The interim results from the pivotal European trial of Carmat’s artificial heart compare favourably, the French group says, with clinical data on the only comparable marketed device, the Total Artificial Heart made by Syncardia Systems.
But Carmat has also confessed that it will not be able to submit its European approval application until next year. After several delays investors appear to be losing patience: the group’s stock was down 7% today, and Carmat’s dwindling cash pile means it will almost certainly have to get further into debt.
2018 becomes 2020
Analysts at Edison had previously expected Carmat’s device to gain a CE mark in 2019, but even this represented a delay over previous estimates – in 2016, with its pivotal European trial about to begin, the company told Vantage that the device should become available in Europe in early 2018 (Interview – Carmat’s heart approaches market as rival hits the buffers, August 2, 2016).
Since then, progress has been slow. Carmat enrolled the tenth and final patient in the first cohort of the trial in July – but it still has another 10 to find for the second cohort of the same study.
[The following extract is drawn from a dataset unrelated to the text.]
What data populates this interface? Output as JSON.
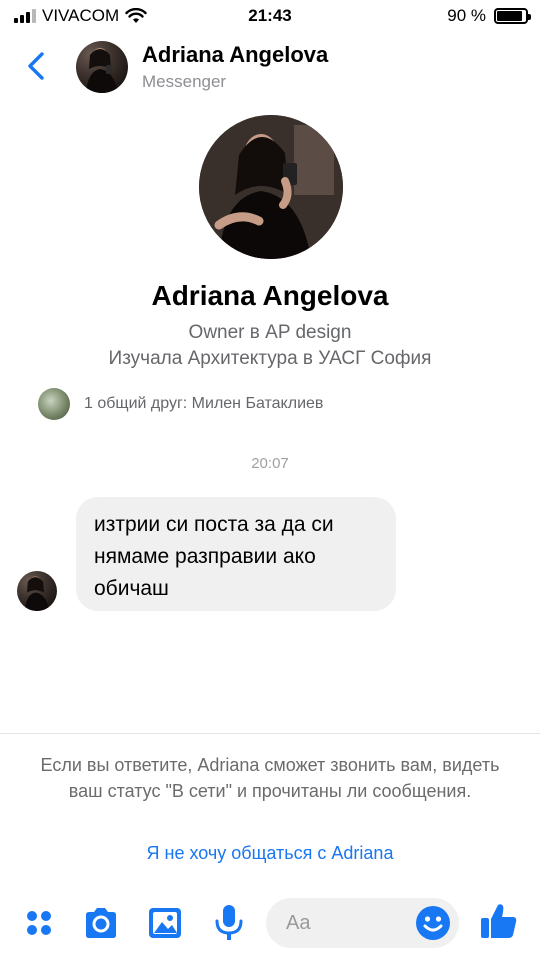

Data from all 20 patients will be needed to support CE marking.
Last year, the company said these additional patients should be enrolled by the end of 2018. But it appears to have run into problems here: in today’s announcement, Carmat said it is “currently validating additional clinical centres” in two more countries in order to get cohort two fully enrolled.
Perhaps the apparent difficulty in finding suitable patients, as well as contributing to Carmat’s tardiness, is making investors question whether the device has a market at all.
News of the delay was buried deep in Carmat’s press release plugging results from the first cohort of the European study. The trial includes patients waiting for heart transplants and/or suffering from terminal heart failure, and its primary endpoint is survival at either six months after receiving the implant or survival until heart transplant.
Seven of 10 patients achieved this, with Carmat adding that the survival rate was better than both the 50% seen in its feasibility study, and the 54-62% recorded in a trial of Syncardia’s Total Artificial Heart.
Syncardia’s device has been approved in the US since 2004 as a bridge to transplant; its European CE mark came a year later. The device is also in being trialled as a destination therapy, with that study due to complete later this year.
Despite having the only approved total artificial heart on the market Syncardia too has not had an easy ride: in 2016 it filed for bankruptcy protection, and later that year was acquired by the private equity firm Versa Capital Management.
The artificial heart also competes against left ventricular assist devices from the likes of Medtronic and Abbott, which are approved both as a bridge to transplant and as destination therapies. These formidable competitors could help explain why Syncardia has struggled to make a mark – and if its device ever gets approved, Carmat might have the same problem.
Getting to market is still an open question for Carmat, however. The group had just €25.2m ($29m) in cash at the end of last year, but with a €30m loan from the European Investment Bank and the option to draw down another €24m in debt, it should have enough to get through clinical development, it believes – if it sticks to its current timelines.
Given the company’s history that is starting to look like a big ask.